(Aside: My favorite thing ever are Canada/U.S. border towns that claim they have international airports. Yeah, I’m real impressed by your one non-stop flight per week to Lethbridge, Great Falls. Way to keep your only TSA agent employed)
Some of you take this whole trip thing another step further, choosing to work in a different country. I
sort of worked illegally squatted in my (then) girlfriend’s apartment while she was making bank in Korea. Sure, it only had one room and I’ve stayed in hotel rooms bigger, but it was FREE, baby. That’s my favorite word. Well, at least next to cheeseburgers.
When we were there, Vanessa would periodically transfer money back to her Canadian bank account. We would get around this somewhat by taking both my and her spending money out of her Korean bank account, but that still left her with ample cash that had to eventually end up back in Canada.
She ended up taking the easy way out and paying for a wire transfer from her Korean bank to her Canadian one. But there were a few problems with that. It cost a fortune, with the amount going up or down depending on many factors, including the mood of whatever teller she dealt with. The money would take days to end up in Canada, And trying to tell Koreans not used to dealing with foreigners what she wanted to do proved difficult. Does anyone know Korean for “wire transfer”? It’s probably too late now anyway.
There are other solutions, primarily using a third party foreign exchange company. What you do is wire the money to the intermediary, who converts it to the currency you want. They then take the money and transfer it to your domestic bank account.
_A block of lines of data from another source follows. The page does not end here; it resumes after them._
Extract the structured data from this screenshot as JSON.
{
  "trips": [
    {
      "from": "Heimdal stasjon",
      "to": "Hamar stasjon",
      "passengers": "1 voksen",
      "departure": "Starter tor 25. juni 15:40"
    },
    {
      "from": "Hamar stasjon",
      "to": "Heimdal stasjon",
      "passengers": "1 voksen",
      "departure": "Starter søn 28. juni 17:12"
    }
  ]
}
There are plenty of reasons to do it this way. These transfer companies take smaller fees to do the transaction than banks, especially if you’re dealing with larger amounts of currency. And they take less on the foreign exchange spread. A difference of 1% isn’t much when you’re talking about dollars. It really adds up when you’re talking tens of thousands of dollars.
There’s also the speed issue. Vanessa had to wait up to a week for her transfers to get from South Korea to Canada, and that was from developed banking system to developed banking system. Imagine if she were sending money from some backwards country like America. Or Belgium.
These FX companies will transfer the money much quicker, with the cash generally ending up in your account between 24 and 48 hours after you send the money out. Much quicker than the traditional system.
Look at it this way. A bank views sending money to Canada as a way to really make bank (tee hee I’m punny) on fees. They get a fee to either send or receive the cash, as well as taking the spread in exchanging currencies. A money transfer company only transfers money. They’ve built systems that ensure the customer pays less and they can still make money on the transaction.
Capitalism is the best, y’all.
There are a million options out there for someone looking to transfer cash. You can use Western Union, Paypal, wire transfers, or a money transfer company. Each has pros and cons, but when looking at it from a pure cost perspective, it’s hard to beat some of these money transfer companies.